One important thing I learned in my graduate student days was the importance of tracking each reagent used in an assay. I was taught to keep a meticulous log recording the manufacturer, reagent grade quality, lot number, storage and preparation conditions for all reagents.
One episode in particular made a big impression on me in this regard. At the time, our lab was in the process of setting up an assay, the famous intra-Golgi transport assay created in the laboratory of Jim Rothman (Balch et al. (1984) Cell 39:405–416). Our lab had received a package containing all the reagents used for the assay. One of these reagents was non-fat dried milk. I was naively surprised that non-fat dried milk was included in the package, after all, one can visit any supermarket to get hold of this. But my advisor explained to me the importance of consistent sourcing and manufacturing for all components of a biological assay and impressed upon me that this meticulousness in attention to detail was a key underpinning of experimental success. Even in the case of humble reagents like non-fat dried milk.
Particularly important to know is how to handle each reagent or chemical after its arrival in the lab, where to store it, under what conditions and the length of the time period it could be used reliably before ordering a new batch. Although obviously critically important to the outcome of an experiment, this type of crucial information is mostly not recorded in the published literature and can make reproducing experiments between labs a challenge. One is mostly reliant on a combination protocols traditionally used by each particular lab (aka “lab lore”), together with any handling specifications provided by the supplier.
If you are fortunate, you may be able to accurately source a study in the literature that evaluates different protocols such as this,
which reports the stability of PMSF, a commonly used protease inhibitor, in aqueous buffered solutions. It is not uncommon for many graduate students to resort to internet searches to find reagent handling protocols which can be very problematic.

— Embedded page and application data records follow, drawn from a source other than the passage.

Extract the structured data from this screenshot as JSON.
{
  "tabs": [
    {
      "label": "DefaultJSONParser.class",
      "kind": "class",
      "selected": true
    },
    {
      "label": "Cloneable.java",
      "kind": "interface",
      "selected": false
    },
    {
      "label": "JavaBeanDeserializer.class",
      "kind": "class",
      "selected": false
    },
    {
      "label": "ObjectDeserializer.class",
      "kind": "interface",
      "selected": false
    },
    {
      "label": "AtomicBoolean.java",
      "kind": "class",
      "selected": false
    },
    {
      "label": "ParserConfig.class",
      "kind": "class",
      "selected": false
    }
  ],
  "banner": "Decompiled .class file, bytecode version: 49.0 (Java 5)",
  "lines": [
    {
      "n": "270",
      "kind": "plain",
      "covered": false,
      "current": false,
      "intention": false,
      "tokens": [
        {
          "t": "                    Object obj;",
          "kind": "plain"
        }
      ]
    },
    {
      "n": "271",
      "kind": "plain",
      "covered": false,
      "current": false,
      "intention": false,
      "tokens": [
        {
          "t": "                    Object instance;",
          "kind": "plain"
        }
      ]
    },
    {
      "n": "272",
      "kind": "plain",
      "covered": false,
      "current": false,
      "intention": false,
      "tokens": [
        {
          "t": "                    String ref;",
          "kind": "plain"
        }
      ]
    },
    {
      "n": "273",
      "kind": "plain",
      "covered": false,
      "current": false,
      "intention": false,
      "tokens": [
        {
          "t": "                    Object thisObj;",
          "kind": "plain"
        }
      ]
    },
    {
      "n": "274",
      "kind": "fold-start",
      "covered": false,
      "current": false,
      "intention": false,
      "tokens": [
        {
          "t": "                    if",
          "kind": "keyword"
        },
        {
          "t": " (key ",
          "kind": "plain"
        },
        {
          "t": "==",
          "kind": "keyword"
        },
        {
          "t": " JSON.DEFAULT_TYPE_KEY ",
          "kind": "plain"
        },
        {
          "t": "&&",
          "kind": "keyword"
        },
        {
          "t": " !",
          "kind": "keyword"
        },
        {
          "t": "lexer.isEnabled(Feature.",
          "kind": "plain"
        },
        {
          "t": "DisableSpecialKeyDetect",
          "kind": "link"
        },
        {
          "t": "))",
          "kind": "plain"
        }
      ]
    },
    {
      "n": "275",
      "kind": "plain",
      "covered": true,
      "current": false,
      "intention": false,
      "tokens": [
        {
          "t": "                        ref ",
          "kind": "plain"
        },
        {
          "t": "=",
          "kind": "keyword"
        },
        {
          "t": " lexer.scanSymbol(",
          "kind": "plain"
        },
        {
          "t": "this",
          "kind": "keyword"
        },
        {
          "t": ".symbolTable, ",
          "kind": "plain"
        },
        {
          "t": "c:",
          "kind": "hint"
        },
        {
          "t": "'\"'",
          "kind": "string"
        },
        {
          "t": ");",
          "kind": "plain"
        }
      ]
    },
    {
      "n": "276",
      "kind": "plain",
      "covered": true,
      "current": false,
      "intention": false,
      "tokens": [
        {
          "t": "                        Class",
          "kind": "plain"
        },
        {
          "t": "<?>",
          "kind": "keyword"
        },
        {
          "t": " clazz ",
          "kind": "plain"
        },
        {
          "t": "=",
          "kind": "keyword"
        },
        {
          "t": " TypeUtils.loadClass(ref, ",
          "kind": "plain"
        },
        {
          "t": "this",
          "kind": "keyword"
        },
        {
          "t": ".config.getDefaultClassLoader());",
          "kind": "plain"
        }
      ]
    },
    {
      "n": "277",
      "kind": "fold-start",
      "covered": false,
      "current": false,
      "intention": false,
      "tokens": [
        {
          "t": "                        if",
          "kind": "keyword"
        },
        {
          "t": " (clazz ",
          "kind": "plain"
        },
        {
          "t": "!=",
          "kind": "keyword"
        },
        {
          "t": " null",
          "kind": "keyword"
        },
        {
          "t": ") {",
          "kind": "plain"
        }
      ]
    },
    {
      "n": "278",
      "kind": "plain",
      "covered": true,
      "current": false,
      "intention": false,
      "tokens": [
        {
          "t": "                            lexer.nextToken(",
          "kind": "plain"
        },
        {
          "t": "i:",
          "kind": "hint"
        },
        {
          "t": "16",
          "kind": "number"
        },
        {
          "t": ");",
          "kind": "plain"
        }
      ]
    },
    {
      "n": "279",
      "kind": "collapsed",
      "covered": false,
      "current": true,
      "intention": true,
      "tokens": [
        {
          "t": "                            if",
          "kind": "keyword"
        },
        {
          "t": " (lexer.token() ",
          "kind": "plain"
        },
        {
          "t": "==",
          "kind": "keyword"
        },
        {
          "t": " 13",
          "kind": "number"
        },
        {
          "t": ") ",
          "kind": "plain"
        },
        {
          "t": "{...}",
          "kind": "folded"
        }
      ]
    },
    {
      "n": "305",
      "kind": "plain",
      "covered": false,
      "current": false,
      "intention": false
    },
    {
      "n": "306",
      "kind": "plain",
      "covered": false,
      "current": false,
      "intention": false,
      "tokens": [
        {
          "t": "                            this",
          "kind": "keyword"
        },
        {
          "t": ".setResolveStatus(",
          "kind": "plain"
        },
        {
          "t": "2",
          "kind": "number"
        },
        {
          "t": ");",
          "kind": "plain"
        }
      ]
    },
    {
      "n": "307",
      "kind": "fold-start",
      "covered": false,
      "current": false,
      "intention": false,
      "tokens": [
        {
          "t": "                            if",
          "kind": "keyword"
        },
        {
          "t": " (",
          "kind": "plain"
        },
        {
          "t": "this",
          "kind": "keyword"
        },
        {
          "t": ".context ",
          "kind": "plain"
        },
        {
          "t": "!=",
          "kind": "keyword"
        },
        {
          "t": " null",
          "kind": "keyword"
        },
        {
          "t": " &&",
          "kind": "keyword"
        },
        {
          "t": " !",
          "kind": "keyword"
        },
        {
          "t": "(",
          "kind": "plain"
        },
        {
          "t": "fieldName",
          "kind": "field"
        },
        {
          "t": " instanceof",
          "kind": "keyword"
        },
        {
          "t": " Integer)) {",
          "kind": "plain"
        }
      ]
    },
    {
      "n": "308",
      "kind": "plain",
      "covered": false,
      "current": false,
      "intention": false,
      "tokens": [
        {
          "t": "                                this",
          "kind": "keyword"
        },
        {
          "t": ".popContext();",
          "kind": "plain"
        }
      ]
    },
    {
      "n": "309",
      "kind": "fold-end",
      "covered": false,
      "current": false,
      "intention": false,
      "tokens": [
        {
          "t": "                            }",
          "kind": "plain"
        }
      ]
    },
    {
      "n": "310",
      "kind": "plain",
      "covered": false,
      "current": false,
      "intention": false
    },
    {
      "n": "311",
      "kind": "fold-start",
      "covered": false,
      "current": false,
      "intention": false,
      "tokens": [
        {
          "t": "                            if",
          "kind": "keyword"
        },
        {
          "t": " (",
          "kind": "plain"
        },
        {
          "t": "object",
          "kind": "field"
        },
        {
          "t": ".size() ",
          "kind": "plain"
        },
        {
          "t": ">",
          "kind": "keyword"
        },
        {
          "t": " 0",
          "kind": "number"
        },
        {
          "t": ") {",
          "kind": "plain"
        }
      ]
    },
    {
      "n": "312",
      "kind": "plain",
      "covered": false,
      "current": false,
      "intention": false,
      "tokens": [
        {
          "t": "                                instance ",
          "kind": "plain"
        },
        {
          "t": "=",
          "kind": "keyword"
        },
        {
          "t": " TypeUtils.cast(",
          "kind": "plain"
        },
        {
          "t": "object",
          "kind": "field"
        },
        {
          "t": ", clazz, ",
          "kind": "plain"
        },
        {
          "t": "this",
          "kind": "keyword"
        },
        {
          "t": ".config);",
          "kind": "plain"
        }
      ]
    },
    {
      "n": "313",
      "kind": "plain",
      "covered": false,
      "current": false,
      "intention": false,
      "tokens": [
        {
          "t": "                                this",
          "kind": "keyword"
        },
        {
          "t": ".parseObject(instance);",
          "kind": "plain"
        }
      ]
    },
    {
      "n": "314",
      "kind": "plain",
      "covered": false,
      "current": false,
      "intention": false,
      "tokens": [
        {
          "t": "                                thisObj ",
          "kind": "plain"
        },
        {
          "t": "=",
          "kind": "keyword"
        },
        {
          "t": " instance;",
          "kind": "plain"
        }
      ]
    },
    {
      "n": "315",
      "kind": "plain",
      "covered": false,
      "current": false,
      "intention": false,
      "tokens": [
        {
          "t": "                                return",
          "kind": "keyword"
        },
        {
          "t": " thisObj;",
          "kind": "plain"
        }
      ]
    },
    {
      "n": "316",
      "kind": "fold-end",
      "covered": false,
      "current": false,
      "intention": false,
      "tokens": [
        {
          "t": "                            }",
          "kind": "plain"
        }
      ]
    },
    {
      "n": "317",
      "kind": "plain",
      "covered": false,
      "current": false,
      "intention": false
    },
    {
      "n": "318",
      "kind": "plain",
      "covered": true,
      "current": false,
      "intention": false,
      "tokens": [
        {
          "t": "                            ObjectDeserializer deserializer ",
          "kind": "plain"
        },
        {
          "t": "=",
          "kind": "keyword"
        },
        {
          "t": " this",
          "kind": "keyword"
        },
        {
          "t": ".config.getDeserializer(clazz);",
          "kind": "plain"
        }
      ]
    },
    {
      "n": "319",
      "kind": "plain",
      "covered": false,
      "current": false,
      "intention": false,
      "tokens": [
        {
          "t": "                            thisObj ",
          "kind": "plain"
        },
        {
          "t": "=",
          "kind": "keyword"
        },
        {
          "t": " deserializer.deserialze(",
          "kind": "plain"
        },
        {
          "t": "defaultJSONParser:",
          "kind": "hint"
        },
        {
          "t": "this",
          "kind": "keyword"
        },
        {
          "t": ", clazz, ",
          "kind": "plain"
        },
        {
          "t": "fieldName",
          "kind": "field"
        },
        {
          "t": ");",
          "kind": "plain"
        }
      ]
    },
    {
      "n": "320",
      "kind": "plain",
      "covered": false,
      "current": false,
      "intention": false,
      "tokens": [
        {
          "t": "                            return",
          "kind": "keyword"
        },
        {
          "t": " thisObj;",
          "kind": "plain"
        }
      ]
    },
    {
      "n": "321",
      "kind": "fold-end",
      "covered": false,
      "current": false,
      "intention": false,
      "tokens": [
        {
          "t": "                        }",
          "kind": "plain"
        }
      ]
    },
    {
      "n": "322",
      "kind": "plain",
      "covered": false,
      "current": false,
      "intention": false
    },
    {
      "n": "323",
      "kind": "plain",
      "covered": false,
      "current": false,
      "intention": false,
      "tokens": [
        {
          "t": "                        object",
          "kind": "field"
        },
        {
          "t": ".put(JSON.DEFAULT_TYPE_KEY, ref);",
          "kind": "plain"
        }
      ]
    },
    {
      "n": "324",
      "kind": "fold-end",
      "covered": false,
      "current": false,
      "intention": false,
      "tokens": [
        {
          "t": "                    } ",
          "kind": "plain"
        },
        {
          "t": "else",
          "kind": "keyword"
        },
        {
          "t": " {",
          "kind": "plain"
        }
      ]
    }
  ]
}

With the advent of books like the Current Protocols series, the situation has improved somewhat, with standardized refereed information becoming more widely available to handle commonly used reagents.
So I was surprised the other day when I needed to make a solution of PMSF. In my experience, this chemical is always stored at RT. Searching the chemical shelves in my lab didn’t turn up any PMSF, however I was fortunate to locate some in another lab who generously shared some with me.
Only later did I realize why I couldn’t find this reagent in our lab. It was because our bottle was in the freezer!
I have no idea why this particular manufacturer, GoldBiotechnology, recommends storing PMSF at -20˚C.
No wonder it is a challenge for inexperienced experimentalists to negotiate their way through the vast and confusing array of information.
I emailed GoldBiotechnology to ask why they recommend storing PMSF at -20˚C and received this reply:
“When no data is available on the effect of long term storage at room temperature we default to storage desiccated at -20˚C.”
So here a chemical supplier is using a default recommendation. Because of the hygroscopic nature of PMSF and the fact that it is destroyed rapidly upon contact with water, it would probably be more practical to store the solid chemical at RT.